How to Distinguish an Outstanding Render from a Mediocre One

When it comes to 3D visualization rendering, the distinction between an outstanding render and a mediocre one might be small but substantial. These are some things to keep in mind when trying to tell them apart.


The lighting in a well-done render should feel natural and add to the scene’s atmosphere. A mediocre render, on the other hand, can have lighting that appears flat, overexposed or underexposed, or unnatural.


Consider the following when assessing the lighting in a render:


  • Direction: The light source(s) should be pointed in a way that makes sense for the scenario. For instance, if the scene is set outside on a sunny day, the light should be coming from above and throwing shadows that are consistent with the location of the sun.
  • Color: The light’s color scheme should also feel organic. For instance, a warm, yellowish light would be ideal for an indoor picture with incandescent bulbs, whereas a cooler, bluish light might be appropriate for an outdoor scene at night.
  • Shadows: Depending on the size and shape of the light source, the shadows in the picture should be either soft or hard. Larger light sources provide soft shadows, while lesser light sources produce hard shadows.
  • Highlights: Finally, highlights should only be employed on the most reflective surfaces. A render may appear unnatural or overdone if highlights are used excessively.

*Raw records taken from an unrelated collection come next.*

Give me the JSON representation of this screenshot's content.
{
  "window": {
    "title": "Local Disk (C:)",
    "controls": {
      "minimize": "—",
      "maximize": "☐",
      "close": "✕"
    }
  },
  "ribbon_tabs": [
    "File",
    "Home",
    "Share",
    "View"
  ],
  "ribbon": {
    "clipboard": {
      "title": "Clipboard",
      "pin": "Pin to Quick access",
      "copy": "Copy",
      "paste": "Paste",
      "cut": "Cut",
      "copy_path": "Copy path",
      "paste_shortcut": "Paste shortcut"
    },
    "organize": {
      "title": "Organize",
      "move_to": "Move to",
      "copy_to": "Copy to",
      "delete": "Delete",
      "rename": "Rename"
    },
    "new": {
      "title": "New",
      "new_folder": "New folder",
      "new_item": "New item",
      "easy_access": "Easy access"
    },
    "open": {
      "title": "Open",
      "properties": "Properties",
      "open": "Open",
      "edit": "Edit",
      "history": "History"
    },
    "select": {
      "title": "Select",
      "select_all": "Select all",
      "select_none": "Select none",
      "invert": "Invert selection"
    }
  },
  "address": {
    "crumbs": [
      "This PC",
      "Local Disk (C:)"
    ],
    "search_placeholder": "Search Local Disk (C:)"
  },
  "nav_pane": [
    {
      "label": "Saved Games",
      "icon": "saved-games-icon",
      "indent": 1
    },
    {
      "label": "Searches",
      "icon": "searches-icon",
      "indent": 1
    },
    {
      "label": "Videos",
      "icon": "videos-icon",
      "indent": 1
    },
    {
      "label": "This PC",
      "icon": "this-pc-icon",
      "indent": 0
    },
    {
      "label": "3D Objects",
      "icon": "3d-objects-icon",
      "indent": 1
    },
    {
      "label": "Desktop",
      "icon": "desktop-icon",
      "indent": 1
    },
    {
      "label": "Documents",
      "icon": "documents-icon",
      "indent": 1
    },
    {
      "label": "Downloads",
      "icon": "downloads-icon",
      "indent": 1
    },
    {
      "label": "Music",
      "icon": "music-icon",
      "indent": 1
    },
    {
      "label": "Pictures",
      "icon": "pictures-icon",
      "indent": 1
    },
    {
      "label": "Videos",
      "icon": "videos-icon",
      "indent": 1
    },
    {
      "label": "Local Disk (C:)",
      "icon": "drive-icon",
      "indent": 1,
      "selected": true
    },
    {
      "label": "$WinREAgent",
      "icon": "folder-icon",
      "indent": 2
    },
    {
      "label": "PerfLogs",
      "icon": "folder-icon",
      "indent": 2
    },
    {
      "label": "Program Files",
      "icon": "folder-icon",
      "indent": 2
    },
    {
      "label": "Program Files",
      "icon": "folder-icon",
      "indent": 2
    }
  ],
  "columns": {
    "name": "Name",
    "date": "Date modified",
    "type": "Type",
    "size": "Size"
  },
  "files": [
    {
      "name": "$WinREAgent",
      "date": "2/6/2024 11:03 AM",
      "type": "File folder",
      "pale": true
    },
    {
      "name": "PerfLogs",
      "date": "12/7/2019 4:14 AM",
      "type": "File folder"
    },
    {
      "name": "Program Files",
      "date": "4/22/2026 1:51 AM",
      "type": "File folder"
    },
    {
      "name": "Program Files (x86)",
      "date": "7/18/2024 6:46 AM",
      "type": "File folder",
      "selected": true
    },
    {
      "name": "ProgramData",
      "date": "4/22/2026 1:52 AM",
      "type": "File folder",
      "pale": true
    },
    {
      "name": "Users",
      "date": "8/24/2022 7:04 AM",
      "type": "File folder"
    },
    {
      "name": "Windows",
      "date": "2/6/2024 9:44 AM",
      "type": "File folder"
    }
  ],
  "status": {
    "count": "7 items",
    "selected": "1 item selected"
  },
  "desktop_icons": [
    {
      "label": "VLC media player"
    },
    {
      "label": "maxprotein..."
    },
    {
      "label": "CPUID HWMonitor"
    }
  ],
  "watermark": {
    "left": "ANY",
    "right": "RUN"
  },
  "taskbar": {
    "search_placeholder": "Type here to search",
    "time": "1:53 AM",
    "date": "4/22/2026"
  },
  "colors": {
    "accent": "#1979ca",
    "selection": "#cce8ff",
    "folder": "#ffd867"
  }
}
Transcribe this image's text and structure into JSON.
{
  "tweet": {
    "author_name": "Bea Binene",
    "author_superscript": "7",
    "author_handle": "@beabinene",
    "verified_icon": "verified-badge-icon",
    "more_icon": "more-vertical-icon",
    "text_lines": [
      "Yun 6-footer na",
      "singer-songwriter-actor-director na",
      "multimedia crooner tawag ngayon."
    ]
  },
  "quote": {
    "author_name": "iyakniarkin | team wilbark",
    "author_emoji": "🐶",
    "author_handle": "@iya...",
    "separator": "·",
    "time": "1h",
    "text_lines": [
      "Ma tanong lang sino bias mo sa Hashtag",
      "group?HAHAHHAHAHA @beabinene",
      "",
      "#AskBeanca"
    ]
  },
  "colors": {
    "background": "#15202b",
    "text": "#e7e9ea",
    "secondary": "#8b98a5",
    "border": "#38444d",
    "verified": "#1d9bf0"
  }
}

The composition of an excellent render should draw the eye around the picture and give it depth and space. A mediocre render, on the other hand, can have a confused or disorganized composition.

Consider the following when assessing the composition of a render:

  • Rule of Thirds: It is a fundamental principle of composition that recommends dividing the scene into thirds both vertically and horizontally and positioning the scene’s focal points along or near the lines delineating the thirds.
  • Leading lines: The lines that lead the viewer’s eye through the composition. The environment’s shape or the positioning of things inside the scene can both produce these lines.
  • Foreground, middle ground, and background: A powerful composition should have a distinct feeling of depth and space, with pieces arranged in the foreground, middle ground, and background to convey a sense of distance.
  • Balance: Finally, a powerful composition should have a sense of balance, with parts organized in a way that feels natural and attractive to the eye.

Materials and Textures

The quality of the textures and materials utilized in the scene is another crucial component that separates an excellent render from a mediocre one.


When evaluating the textures and materials in a render, consider the following:


  • Realism: Materials and textures should feel real. Wood should appear like wood, metal like metal, etc.
  • Detail: Materials and textures should withstand close inspection. This means they should be natural and convincingly complex.
  • Variation: Finally, the textures and materials should vary sufficiently to be intriguing. This means there should be variances in hue, reflection, and other qualities that give the materials depth and richness.


Finally, post-processing is often used to improve the look and feel of an amazing render. Yet, a mediocre render without post-processing may appear lifeless or flat.

Think about the following when assessing the post-processing in a render:

  • Color grading: It is the process of changing the hue and tone of a render to achieve a desired aesthetic. A outstanding render will always have color grading applied to it to improve the atmosphere of the scene and make it more realistic.
  • Depth of field: The amount of blurring in a scene’s background or foreground is referred to as the depth of field. Adding depth of field to a render can give it a 3D effect and draw the viewer’s eye to particular parts of the picture.
  • Lens flares and bloom: Visual effects that can be added to a render to provide mood and ambiance. They can give a situation more intrigue and authenticity if used sparingly.
  • Post-Processing Quality: The final step is for the post-production work on a render to be of a good standard. When post-processing isn’t done right, it can make a render look fake or overdone, but when it’s done right, it can elevate the scene’s atmosphere and effect.


Lighting, composition, textures, materials, and post-processing are just a few of the elements that must be carefully considered in order to tell an excellent render from a mediocre one. You may produce renderings that appear natural, captivating, and engaging to the spectator by paying close attention to these factors.

Managed by:

Scroll to Top